Envis Search Web Search
::: ENVIS :::
About Us
Sacred Animals
Sacred Gardens
Sacred Groves
Sacred Mountains
Sacred Rivers
Sacred Waterbodies
Sacred Plants
Sacred Sites
Sacred Caves
Sacred Seeds
Data Bank
Media Coverage
Professional Assistance
Query-Answer profile
Access and Statistics


Botanical Name Mangifera indica Linn.
Common NameMango, Aam (Hindi), Ma (Tamil), Amra (Sanskrit)


Throughout India

Religious association

The mango tree is one of the most sacred plants to the Hindus. It finds mention in the Ramayana, Mahabharata and the Puranas. The mango fruit symbolises love and fertility. The leaf is employed during most religious and social ceremonies of the Hindus. A ‘Purnakumbha’ is a pot (Kalasam) filled with water and topped with fresh mango leaves and a coconut. The pot represent Mother Earth, water is the life giver, coconut represent divine consciousness and the mango leaves symbolizes life. The whole ‘Purnakumbha’ is believed to symbolise Goddess Lakshmi and good fortune. On auspicious occasions, mango leaves adorn entrances at home to signify good fortune. Mango blossoms are used in the worship of Goddess Saraswasti on Basant Panchami day.

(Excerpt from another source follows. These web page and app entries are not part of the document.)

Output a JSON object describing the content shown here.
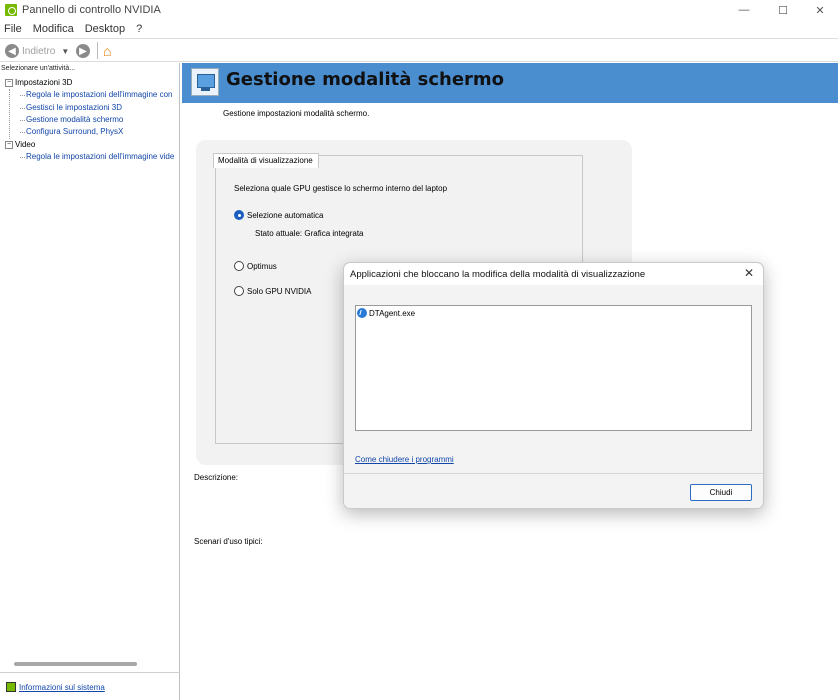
{
  "window": {
    "title": "Pannello di controllo NVIDIA",
    "minimize_glyph": "—",
    "maximize_glyph": "☐",
    "close_glyph": "✕"
  },
  "menu": [
    "File",
    "Modifica",
    "Desktop",
    "?"
  ],
  "toolbar": {
    "back_label": "Indietro",
    "back_icon": "back-arrow-icon",
    "forward_icon": "forward-arrow-icon",
    "home_icon": "home-icon"
  },
  "sidebar": {
    "header": "Selezionare un'attività...",
    "categories": [
      {
        "label": "Impostazioni 3D",
        "expander": "⊟",
        "items": [
          "Regola le impostazioni dell'immagine con",
          "Gestisci le impostazioni 3D",
          "Gestione modalità schermo",
          "Configura Surround, PhysX"
        ]
      },
      {
        "label": "Video",
        "expander": "⊟",
        "items": [
          "Regola le impostazioni dell'immagine vide"
        ]
      }
    ],
    "system_info_link": "Informazioni sul sistema"
  },
  "main": {
    "title": "Gestione modalità schermo",
    "subtitle": "Gestione impostazioni modalità schermo.",
    "tab_label": "Modalità di visualizzazione",
    "question": "Seleziona quale GPU gestisce lo schermo interno del laptop",
    "options": [
      {
        "label": "Selezione automatica",
        "selected": true
      },
      {
        "label": "Optimus",
        "selected": false
      },
      {
        "label": "Solo GPU NVIDIA",
        "selected": false
      }
    ],
    "current_state": "Stato attuale: Grafica integrata",
    "description_label": "Descrizione:",
    "scenarios_label": "Scenari d'uso tipici:"
  },
  "dialog": {
    "title": "Applicazioni che bloccano la modifica della modalità di visualizzazione",
    "close_glyph": "✕",
    "apps": [
      "DTAgent.exe"
    ],
    "help_link": "Come chiudere i programmi",
    "close_button": "Chiudi"
  },
  "colors": {
    "banner": "#4a8ed0",
    "nvidia_green": "#76b900",
    "link": "#1246a8",
    "accent": "#1a5fbf"
  }
}
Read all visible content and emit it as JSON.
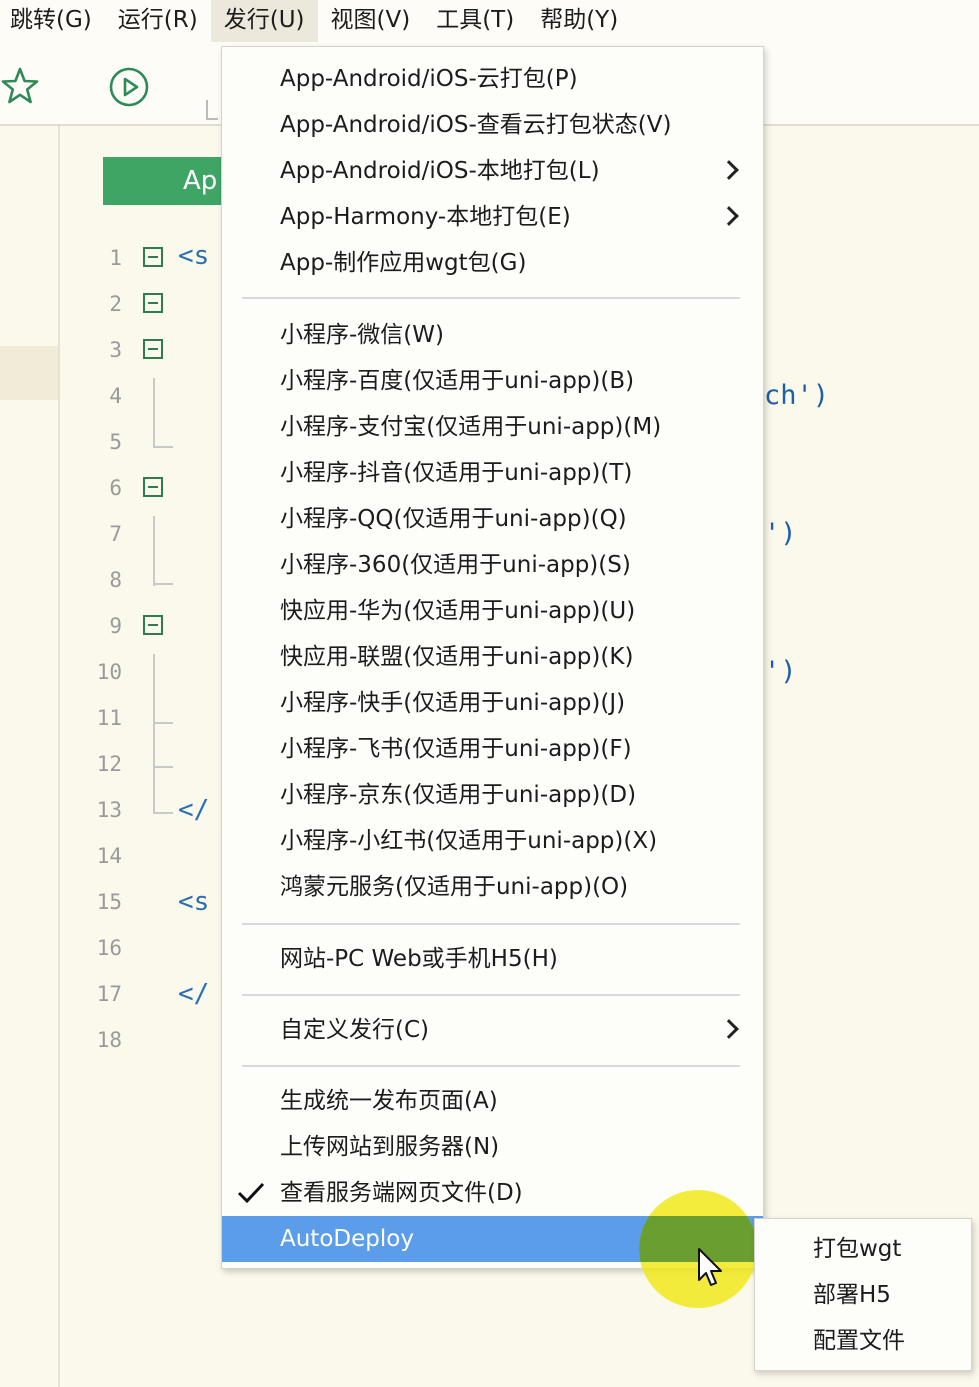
{
  "menubar": {
    "items": [
      "跳转(G)",
      "运行(R)",
      "发行(U)",
      "视图(V)",
      "工具(T)",
      "帮助(Y)"
    ]
  },
  "editor": {
    "app_button_label": "Ap",
    "line_numbers": [
      "1",
      "2",
      "3",
      "4",
      "5",
      "6",
      "7",
      "8",
      "9",
      "10",
      "11",
      "12",
      "13",
      "14",
      "15",
      "16",
      "17",
      "18"
    ],
    "code_fragments": {
      "l1": "<s",
      "l13": "</",
      "l15": "<s",
      "l17": "</"
    },
    "right_fragments": {
      "l4": "ch')",
      "l7": "')",
      "l10": "')"
    }
  },
  "menu": {
    "group1": [
      {
        "label": "App-Android/iOS-云打包(P)",
        "submenu": false
      },
      {
        "label": "App-Android/iOS-查看云打包状态(V)",
        "submenu": false
      },
      {
        "label": "App-Android/iOS-本地打包(L)",
        "submenu": true
      },
      {
        "label": "App-Harmony-本地打包(E)",
        "submenu": true
      },
      {
        "label": "App-制作应用wgt包(G)",
        "submenu": false
      }
    ],
    "group2": [
      "小程序-微信(W)",
      "小程序-百度(仅适用于uni-app)(B)",
      "小程序-支付宝(仅适用于uni-app)(M)",
      "小程序-抖音(仅适用于uni-app)(T)",
      "小程序-QQ(仅适用于uni-app)(Q)",
      "小程序-360(仅适用于uni-app)(S)",
      "快应用-华为(仅适用于uni-app)(U)",
      "快应用-联盟(仅适用于uni-app)(K)",
      "小程序-快手(仅适用于uni-app)(J)",
      "小程序-飞书(仅适用于uni-app)(F)",
      "小程序-京东(仅适用于uni-app)(D)",
      "小程序-小红书(仅适用于uni-app)(X)",
      "鸿蒙元服务(仅适用于uni-app)(O)"
    ],
    "web": "网站-PC Web或手机H5(H)",
    "custom": "自定义发行(C)",
    "group5": {
      "generate": "生成统一发布页面(A)",
      "upload": "上传网站到服务器(N)",
      "view_files": "查看服务端网页文件(D)",
      "view_files_checked": true,
      "autodeploy": "AutoDeploy"
    }
  },
  "submenu": {
    "items": [
      "打包wgt",
      "部署H5",
      "配置文件"
    ]
  },
  "colors": {
    "highlight": "#5b9de8",
    "app_button": "#3fa564",
    "cursor_highlight": "#f0e814"
  }
}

The tree is sacred to the Buddhists because of its association with the great miracle that Lord Buddha performed during his lifetime – the instantaneous creation of a large mango tree from the seed at a place called Shravasti.


The dried powder of the leaves is consumed for diarrhoea and sugar complaints. The bark is taken to control excessive menstruation, dysentery, bleeding piles. Both the ripe and unripe fruits are edible. The wood is used for making match boxes, plywood, packing cases, door panels and furniture.

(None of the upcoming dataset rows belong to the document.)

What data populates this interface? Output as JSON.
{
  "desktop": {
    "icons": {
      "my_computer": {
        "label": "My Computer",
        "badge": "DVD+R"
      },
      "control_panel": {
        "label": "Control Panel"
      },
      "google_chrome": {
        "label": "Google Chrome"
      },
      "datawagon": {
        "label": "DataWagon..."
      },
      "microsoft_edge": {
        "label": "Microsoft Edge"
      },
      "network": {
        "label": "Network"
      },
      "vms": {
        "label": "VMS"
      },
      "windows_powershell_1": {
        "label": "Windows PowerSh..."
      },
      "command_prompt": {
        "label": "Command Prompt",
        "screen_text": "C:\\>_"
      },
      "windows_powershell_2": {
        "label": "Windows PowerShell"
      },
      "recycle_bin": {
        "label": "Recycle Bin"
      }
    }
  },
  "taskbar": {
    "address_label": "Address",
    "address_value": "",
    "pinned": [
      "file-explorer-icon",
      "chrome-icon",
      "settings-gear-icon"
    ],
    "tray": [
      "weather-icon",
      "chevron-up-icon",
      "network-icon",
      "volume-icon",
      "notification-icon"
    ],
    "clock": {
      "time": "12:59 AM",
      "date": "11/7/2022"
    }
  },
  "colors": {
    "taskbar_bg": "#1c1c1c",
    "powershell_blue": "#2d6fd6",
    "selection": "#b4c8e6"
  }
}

Previous Page

  All copyrights reserved, 2008. CPREEC ENVIS